Amidst the background of the pandemic, as the future of theatre and set design were filled with promise and uncertainty, USC School of Dramatic Arts alumna Maureen Weiss (BFA ‘96) and Associate Professor of Scenic Design Sibyl Wickersheimer set out to produce a book that would highlight the voices and work of contemporary set designers in a way that had never been done before. The result—Scene Shift: US Set Designers in Conversation, available from Routledge—is an extraordinary look into the concerns, challenges, and creative processes of set designers in the U.S. and around the world. The work is part gorgeous coffee table book highlighting the beautiful, sometimes ephemeral work of some of today’s best set designers, and part candid conversation on a variety of topics surrounding an artform trying to rediscover itself.
“We were trying to present everyone as an expert and provide a place where we can all come together to learn from one another,” Wickersheimer said. “That’s something you don’t get very often, because set designers are really insular. There’s usually one per project.”
Scene Shift offers readers an opportunity to be party to the conversations, concerns, and ideas of prominent set designers, who are typically known to those working in the field.
One topic explored is the difficulties of pursuing a career as a set designer—which can have incredible financial barriers, especially early in a designer’s career. Wickersheimer and Weiss are both academics and teachers as well as working artists, so teaching the next generation of set designers is often top of mind. The various ways that people come to the art of set design can be seen throughout the conversations.
“I think one of the issues of the pathway of the set designer is that it’s hard to attain and hard to describe,” Wickersheimer said. “Oftentimes you’ll have students ask when they graduate, ‘So how do I do this?’ And the answer is: I don’t know. Here are some ways that others have gone about approaching this career. Here’s how I did it, but that will not be how you do it.”

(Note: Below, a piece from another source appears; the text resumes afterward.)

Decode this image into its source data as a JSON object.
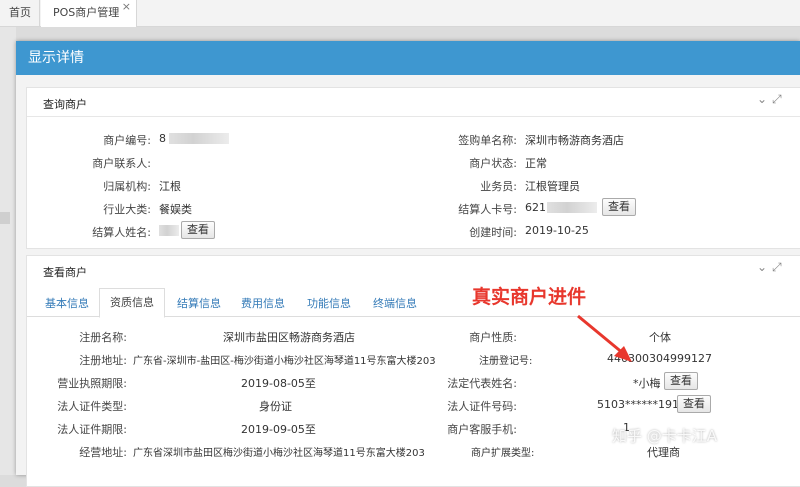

Among the many reasons pursuing a career in set design can be inaccessible for some is the historic underrepresentation of female, non-binary, and BIPOC set designers in the industry. While the pandemic offered a chance to reconsider many of the practices and norms of all aspects of theatre, only some—and not enough—of those changes have materialized. Wickersheimer pointed out that change has been especially slow in the field of set design.
“Costume design has moved. I think even in lighting design they’ve looked at more women in the ranks,” Weiss said. “I haven’t seen a lot of movement toward pushing more women or designers of color into set design.”
A diversity of voices
While most of the contributors are non-cis-male set designers, the emphasis of the book was first to highlight designers whose work excited Weiss and Wickersheimer.
“The diversity of styles and approaches and location was our first interest when we looked at the group of set designers [to include in the book],” Wickersheimer said. “We really started with, who excites us? We found so many voices and early career designers.”
But the work that must be done to expand representation is not something that the authors shied away from. “We knew it would come to the surface because we needed to discuss these things,” Weiss said. “We needed to be honest with the fact that women aren’t hired as much, and they walk into rooms where they might be the only woman. It can be such a relief to hear that other people have the same feelings as you do.”
The influence of the book has spread beyond its pages and into events that have taken place in Los Angeles, New York, and Chicago. At each of these events, prominent set designers have gathered in front of audiences to participate in extensions of the conversations with Weiss and Wickersheimer, creating opportunities to brainstorm what the industry’s next steps might be.
Issues that have found their way front and center in these conversations include what it means to be a set designer—straddling the line between being a working craftsman and an artist—as well as the issue of sustainability. For many set designers, environmental issues are a grave concern, but there is no getting around the fact that the work uses physical materials and resources to create art. The conversation will continue this year and into 2024, with an event and exhibit at the USC Fisher Museum of Art.
“The interesting element that will pull all this together is the thread of being a set designer versus being an artist, taking set pieces that have been part of a set in the past and remaking them,” Weiss said of the coming exhibit. “The idea is that we’ll be teaching audience members what the process of set design is, and that it’s fake, and that we’re often in modes of destruction. We create these pieces, and they’re often destroyed on stage. They’re very momentary, so they’re not as revered as sculpture.”
“It will be nice to see the book come to life and physicalize what the conversation is,” Wickersheimer said.